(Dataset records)
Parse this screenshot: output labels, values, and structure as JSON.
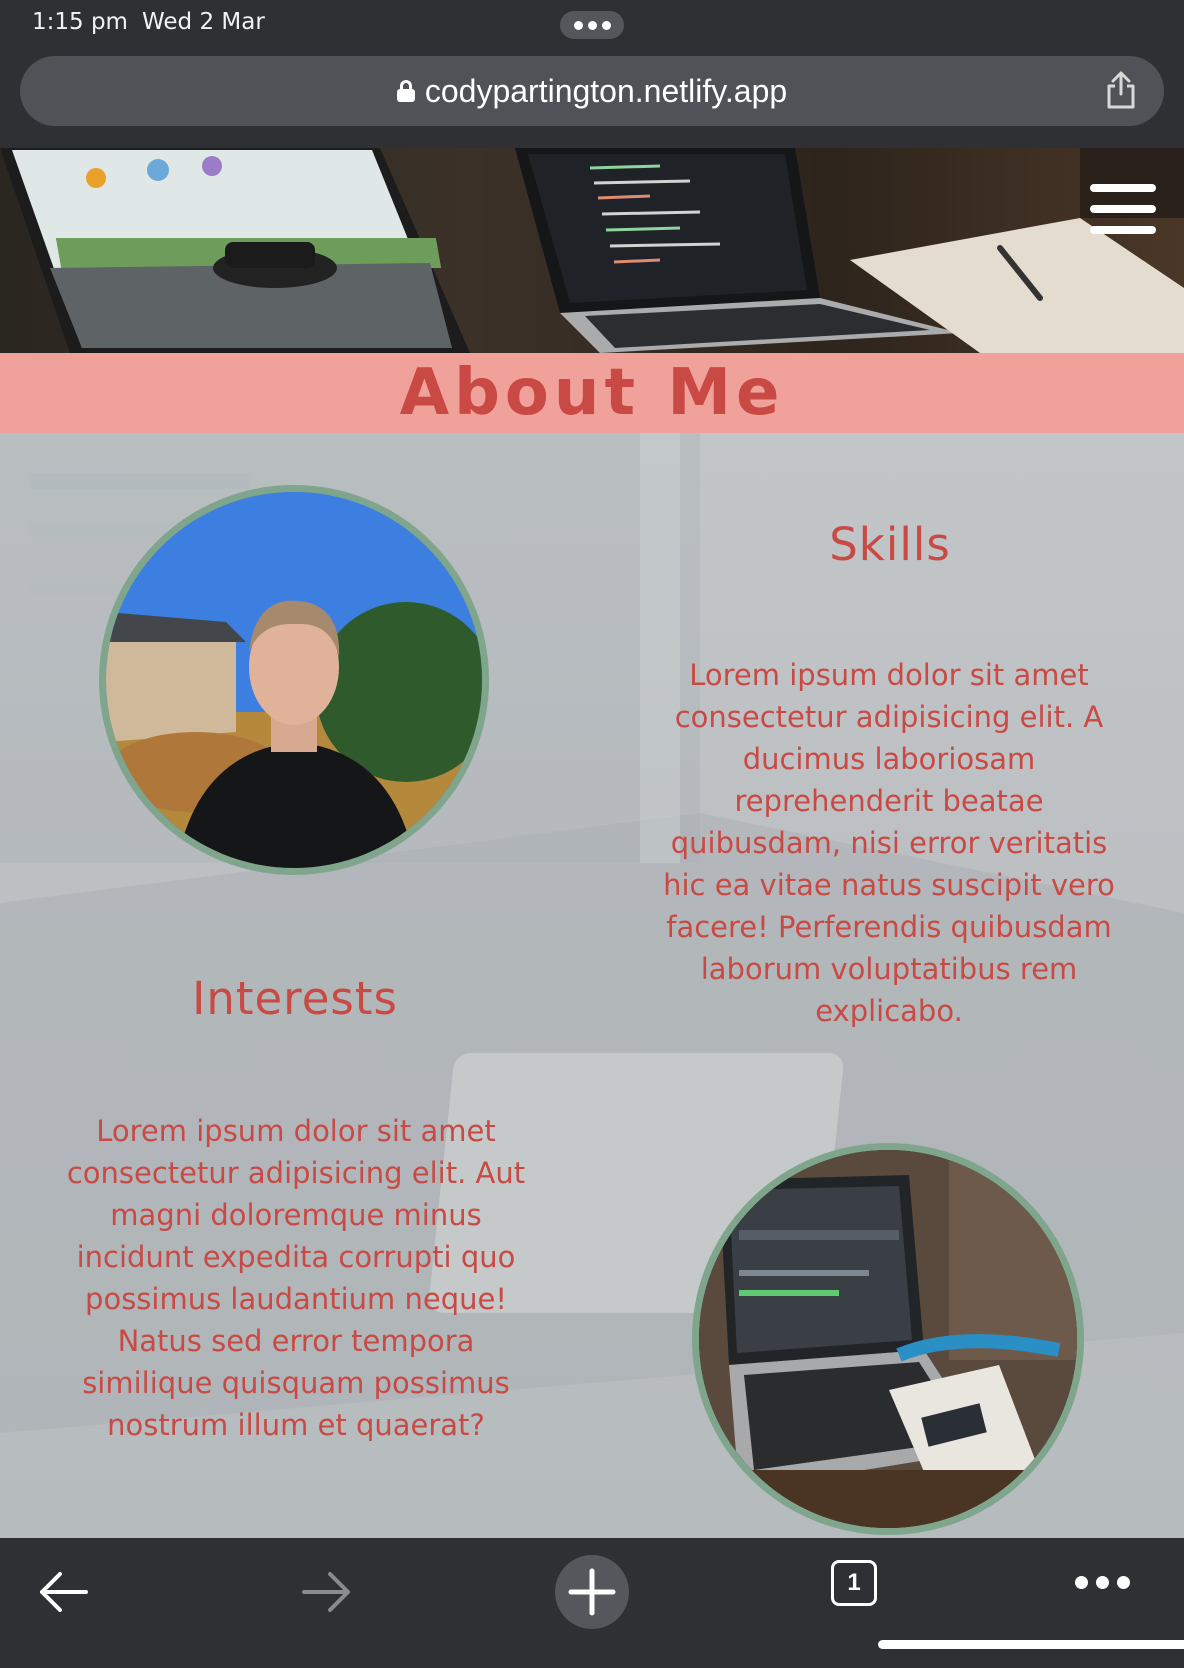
{
  "status_bar": {
    "time": "1:15 pm",
    "date": "Wed 2 Mar"
  },
  "browser": {
    "url": "codypartington.netlify.app",
    "tab_count": "1"
  },
  "icons": {
    "lock": "lock-icon",
    "share": "share-icon",
    "menu": "hamburger-icon",
    "back": "back-arrow-icon",
    "forward": "forward-arrow-icon",
    "new_tab": "plus-icon",
    "tabs": "tabs-icon",
    "more": "more-dots-icon"
  },
  "page": {
    "about_title": "About Me",
    "skills": {
      "heading": "Skills",
      "body": "Lorem ipsum dolor sit amet consectetur adipisicing elit. A ducimus laboriosam reprehenderit beatae quibusdam, nisi error veritatis hic ea vitae natus suscipit vero facere! Perferendis quibusdam laborum voluptatibus rem explicabo."
    },
    "interests": {
      "heading": "Interests",
      "body": "Lorem ipsum dolor sit amet consectetur adipisicing elit. Aut magni doloremque minus incidunt expedita corrupti quo possimus laudantium neque! Natus sed error tempora similique quisquam possimus nostrum illum et quaerat?"
    }
  },
  "colors": {
    "accent_text": "#c94a44",
    "banner_bg": "#efa19a",
    "photo_border": "#7fa58c",
    "chrome_bg": "#2f3034"
  }
}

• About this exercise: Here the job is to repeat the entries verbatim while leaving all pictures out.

• Task output:
Parse this screenshot: output labels, values, and structure as JSON.
{
  "status_bar": {
    "time": "1:15 pm",
    "date": "Wed 2 Mar"
  },
  "browser": {
    "url": "codypartington.netlify.app",
    "tab_count": "1"
  },
  "icons": {
    "lock": "lock-icon",
    "share": "share-icon",
    "menu": "hamburger-icon",
    "back": "back-arrow-icon",
    "forward": "forward-arrow-icon",
    "new_tab": "plus-icon",
    "tabs": "tabs-icon",
    "more": "more-dots-icon"
  },
  "page": {
    "about_title": "About Me",
    "skills": {
      "heading": "Skills",
      "body": "Lorem ipsum dolor sit amet consectetur adipisicing elit. A ducimus laboriosam reprehenderit beatae quibusdam, nisi error veritatis hic ea vitae natus suscipit vero facere! Perferendis quibusdam laborum voluptatibus rem explicabo."
    },
    "interests": {
      "heading": "Interests",
      "body": "Lorem ipsum dolor sit amet consectetur adipisicing elit. Aut magni doloremque minus incidunt expedita corrupti quo possimus laudantium neque! Natus sed error tempora similique quisquam possimus nostrum illum et quaerat?"
    }
  },
  "colors": {
    "accent_text": "#c94a44",
    "banner_bg": "#efa19a",
    "photo_border": "#7fa58c",
    "chrome_bg": "#2f3034"
  }
}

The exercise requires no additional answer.